In the summer of 1916, Woodrow Wilson signed into law the “National Park Service Organic Act” and, with the stroke of a pen, the National Park Service (NPS) was born. In the century since, national parks have become the backbone of American conservation and recreation. Now, with its centennial on the horizon, the NPS has the opportunity to use this milestone as a chance to move forward by looking back.
“With the Centennial Campaign, we are really trying to reach to create and connect with the next generation of park visitors, supporters, and advocates,” Ranger Michael Liang, a seven-year-veteran of the NPS, says. The Detroit-native works as a visual information specialist for the NPS. “Essentially I get to help inspire people to care about the national parks through visual media. I went to art school, and I like to use publications, photography, video, and social media to help connect visitors to the national parks.”
His latest project is the Centennial Campaign, which heralds the National Park Service’s 100th anniversary on August 25, 2016. “We recognize that sometimes, some people who we want to come to the National Park Service don't necessarily see themselves represented in our marketing and our media," Liang, who is gay, says. “I'm personally very conscious of that, making sure that we have people of color, people of different backgrounds, LGBT people represented in our photographs on our websites and our publications. We try to help welcome all to our national parks, because it's a federally funded agency and everyone deserves to have a national park that resonates with them.”

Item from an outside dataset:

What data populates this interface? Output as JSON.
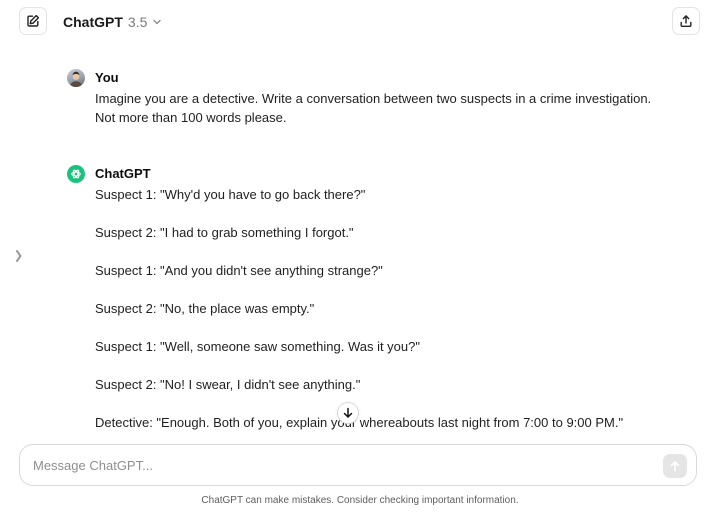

On the eve of its 100th birthday, the organization is discovering ways to make the country’s national parks a better reflection of the United States's makeup, including gay, lesbian and transgender citizens. Since the NPS not only preserves America’s natural beauty, it also protects its history, it announced an LGBT-themed study in 2014 as part of its LGBT Heritage Initiative with the aim to include important queer sites into the National Park Service's Register of Historic Places.

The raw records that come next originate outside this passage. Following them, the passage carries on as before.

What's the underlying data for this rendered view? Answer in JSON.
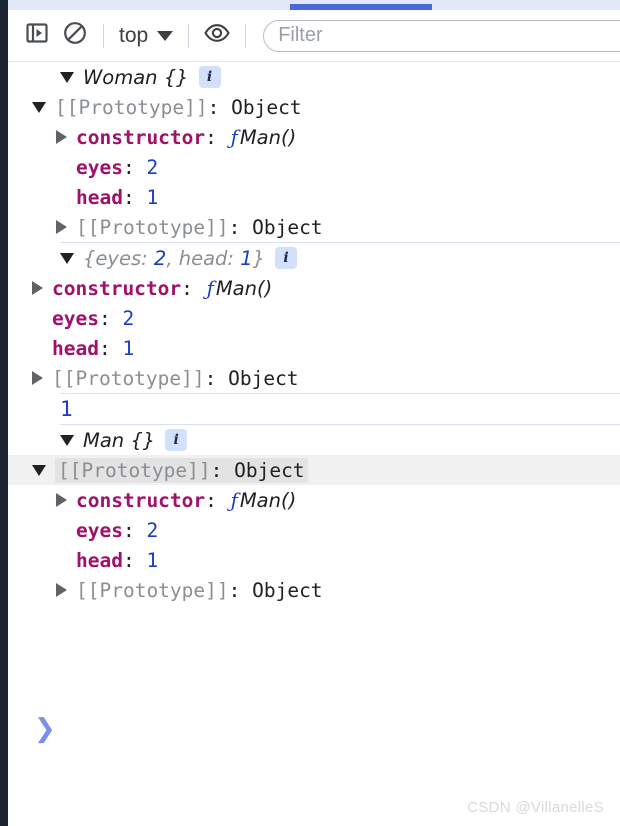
{
  "window": {
    "tab_indicator_color": "#4a68d8",
    "tabstrip_bg": "#e1e7f7"
  },
  "toolbar": {
    "sidebar_toggle_icon": "show-sidebar-icon",
    "clear_console_icon": "clear-console-icon",
    "context_label": "top",
    "context_caret_icon": "chevron-down-icon",
    "live_expression_icon": "eye-icon",
    "filter_placeholder": "Filter",
    "filter_value": ""
  },
  "console": {
    "entries": [
      {
        "kind": "object-group",
        "header_prefix": "Woman",
        "header_braces": "{}",
        "badge": "i",
        "rows": [
          {
            "indent": 2,
            "arrow": "open",
            "key": "[[Prototype]]",
            "value": "Object",
            "type": "proto"
          },
          {
            "indent": 3,
            "arrow": "closed",
            "key": "constructor",
            "value": "Man()",
            "type": "function"
          },
          {
            "indent": 3,
            "arrow": "none",
            "key": "eyes",
            "value": "2",
            "type": "number"
          },
          {
            "indent": 3,
            "arrow": "none",
            "key": "head",
            "value": "1",
            "type": "number"
          },
          {
            "indent": 3,
            "arrow": "closed",
            "key": "[[Prototype]]",
            "value": "Object",
            "type": "proto"
          }
        ]
      },
      {
        "kind": "literal-group",
        "literal_open": "{",
        "literal_parts": [
          {
            "key": "eyes",
            "value": "2"
          },
          {
            "key": "head",
            "value": "1"
          }
        ],
        "literal_close": "}",
        "badge": "i",
        "rows": [
          {
            "indent": 2,
            "arrow": "closed",
            "key": "constructor",
            "value": "Man()",
            "type": "function"
          },
          {
            "indent": 2,
            "arrow": "none",
            "key": "eyes",
            "value": "2",
            "type": "number"
          },
          {
            "indent": 2,
            "arrow": "none",
            "key": "head",
            "value": "1",
            "type": "number"
          },
          {
            "indent": 2,
            "arrow": "closed",
            "key": "[[Prototype]]",
            "value": "Object",
            "type": "proto"
          }
        ]
      },
      {
        "kind": "value",
        "value": "1"
      },
      {
        "kind": "object-group",
        "header_prefix": "Man",
        "header_braces": "{}",
        "badge": "i",
        "rows": [
          {
            "indent": 2,
            "arrow": "open",
            "key": "[[Prototype]]",
            "value": "Object",
            "type": "proto",
            "hovered": true
          },
          {
            "indent": 3,
            "arrow": "closed",
            "key": "constructor",
            "value": "Man()",
            "type": "function"
          },
          {
            "indent": 3,
            "arrow": "none",
            "key": "eyes",
            "value": "2",
            "type": "number"
          },
          {
            "indent": 3,
            "arrow": "none",
            "key": "head",
            "value": "1",
            "type": "number"
          },
          {
            "indent": 3,
            "arrow": "closed",
            "key": "[[Prototype]]",
            "value": "Object",
            "type": "proto"
          }
        ]
      }
    ]
  },
  "prompt": {
    "chevron": "❯",
    "value": ""
  },
  "watermark": "CSDN @VillanelleS",
  "colors": {
    "key_magenta": "#a0116b",
    "number_blue": "#1a3cc8",
    "proto_gray": "#8a8f94",
    "accent_blue": "#4a68d8"
  }
}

“This is the first step to having a National Park Service that is dedicated to telling the stories of our community, of the LGBT community,” Liang explains. “The National Park Service is officially thought of as being an agency that protects our most special physical places — the Grand Canyon, Yellowstone, Yosemite — but the National Park Service also preserves our cultural heritage.”
Inspiring people to find a park that resonates with them is also one of the Find Your Park campaign’s main focus, which invites people to share photos and park stories on social media (just use #FindYourPark). Plus, earlier this year, the White House aided the Park Service in this aim when it announced that, starting in September, every fourth-grader in the nation would receive an “Every Kid in a Park” pass, which is good for free admission to "all of America’s federal lands and waters" for a full year.

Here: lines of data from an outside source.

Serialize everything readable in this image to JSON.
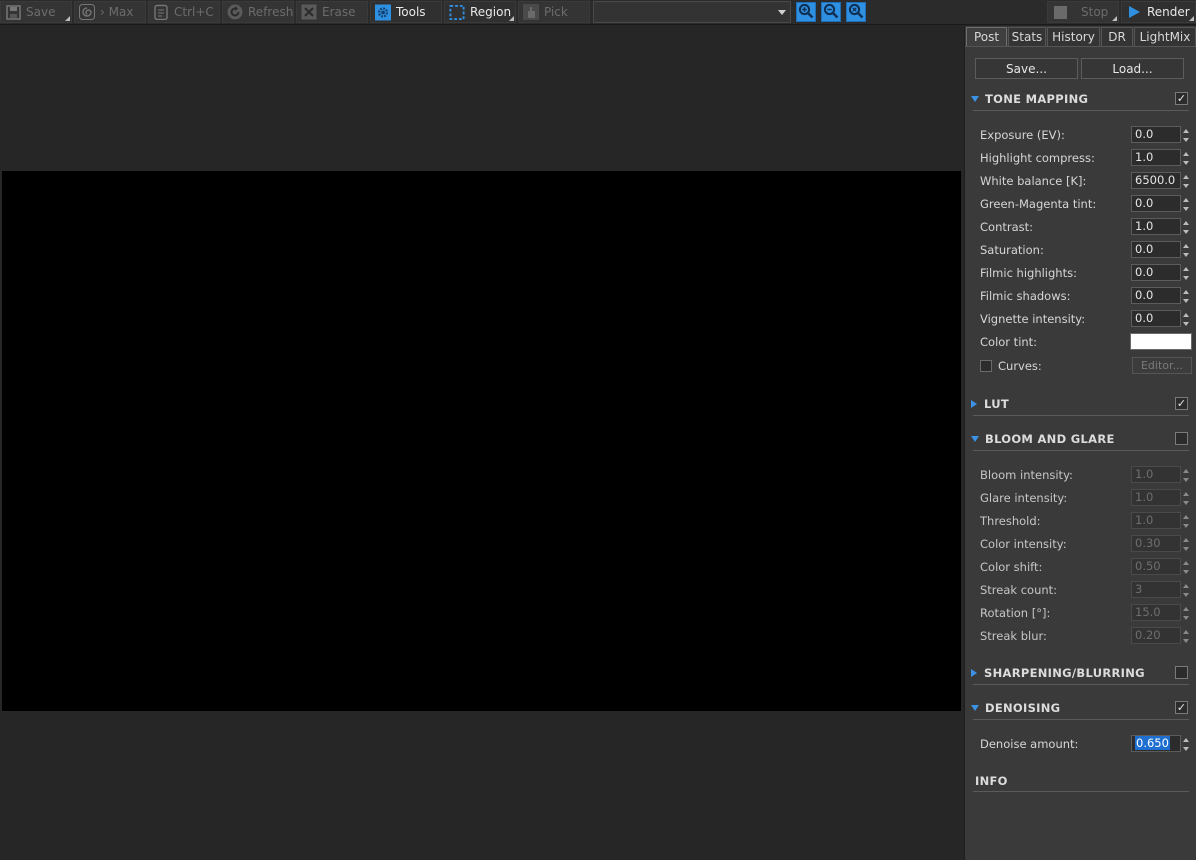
{
  "toolbar": {
    "save": "Save",
    "max": "› Max",
    "ctrlc": "Ctrl+C",
    "refresh": "Refresh",
    "erase": "Erase",
    "tools": "Tools",
    "region": "Region",
    "pick": "Pick",
    "stop": "Stop",
    "render": "Render",
    "combo_value": ""
  },
  "tabs": [
    "Post",
    "Stats",
    "History",
    "DR",
    "LightMix"
  ],
  "panel": {
    "save_btn": "Save...",
    "load_btn": "Load...",
    "tone_mapping": {
      "title": "TONE MAPPING",
      "enabled": true,
      "params": [
        {
          "label": "Exposure (EV):",
          "value": "0.0"
        },
        {
          "label": "Highlight compress:",
          "value": "1.0"
        },
        {
          "label": "White balance [K]:",
          "value": "6500.0"
        },
        {
          "label": "Green-Magenta tint:",
          "value": "0.0"
        },
        {
          "label": "Contrast:",
          "value": "1.0"
        },
        {
          "label": "Saturation:",
          "value": "0.0"
        },
        {
          "label": "Filmic highlights:",
          "value": "0.0"
        },
        {
          "label": "Filmic shadows:",
          "value": "0.0"
        },
        {
          "label": "Vignette intensity:",
          "value": "0.0"
        }
      ],
      "color_tint_label": "Color tint:",
      "color_tint_value": "#ffffff",
      "curves_label": "Curves:",
      "editor_btn": "Editor..."
    },
    "lut": {
      "title": "LUT",
      "enabled": true
    },
    "bloom": {
      "title": "BLOOM AND GLARE",
      "enabled": false,
      "params": [
        {
          "label": "Bloom intensity:",
          "value": "1.0"
        },
        {
          "label": "Glare intensity:",
          "value": "1.0"
        },
        {
          "label": "Threshold:",
          "value": "1.0"
        },
        {
          "label": "Color intensity:",
          "value": "0.30"
        },
        {
          "label": "Color shift:",
          "value": "0.50"
        },
        {
          "label": "Streak count:",
          "value": "3"
        },
        {
          "label": "Rotation [°]:",
          "value": "15.0"
        },
        {
          "label": "Streak blur:",
          "value": "0.20"
        }
      ]
    },
    "sharpening": {
      "title": "SHARPENING/BLURRING",
      "enabled": false
    },
    "denoising": {
      "title": "DENOISING",
      "enabled": true,
      "param_label": "Denoise amount:",
      "param_value": "0.650"
    },
    "info_title": "INFO"
  },
  "colors": {
    "accent": "#2f8fe0",
    "panel_bg": "#3a3a3a",
    "viewport_bg": "#262626",
    "render_bg": "#000000"
  }
}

“There's this magic age before becoming a teenager, where kids are still impressionable and have that curiosity about the outdoors,” says Liang about the program. “We're very excited to see what that generation can become 10 to 15 years later.”
It was around that age when Liang also became enamored with the outdoors and this country’s national parks. His uncle was a park ranger, and he invited Liang to come visit him at his park and participate in an environmental day camp when he was in elementary school. "Everyday we got to go outside, working with the scientists, getting muddy, catching turtles," he explains. "It was much later that I realized that what was fun and childlike play was also part of what people can get paid for when working for the park service.” After a college internship at the NPS through the Student Conservation Association, Liang snagged a gig working at the North Cascades Nation Park in the Pacific Northwest, which he describes as “love at first sight.”
As more sites are being added to the National Register of Historic Places, the NPS is also trying engage with the LGBT community through queer-targeted programs. “In the near term, we are seeing more public programming, particularly during Pride Month, where National Park sites will give interpretive programs and educational programs, specifically about LGBT stories. One of my favorites has happened in Independence National Historical Park in Philadelphia. They had pre-Stonewall protests that happened right in front of Independence Hall, and so the park rangers give programs telling that story.”
Visit the Find Your Park campaign website for more information.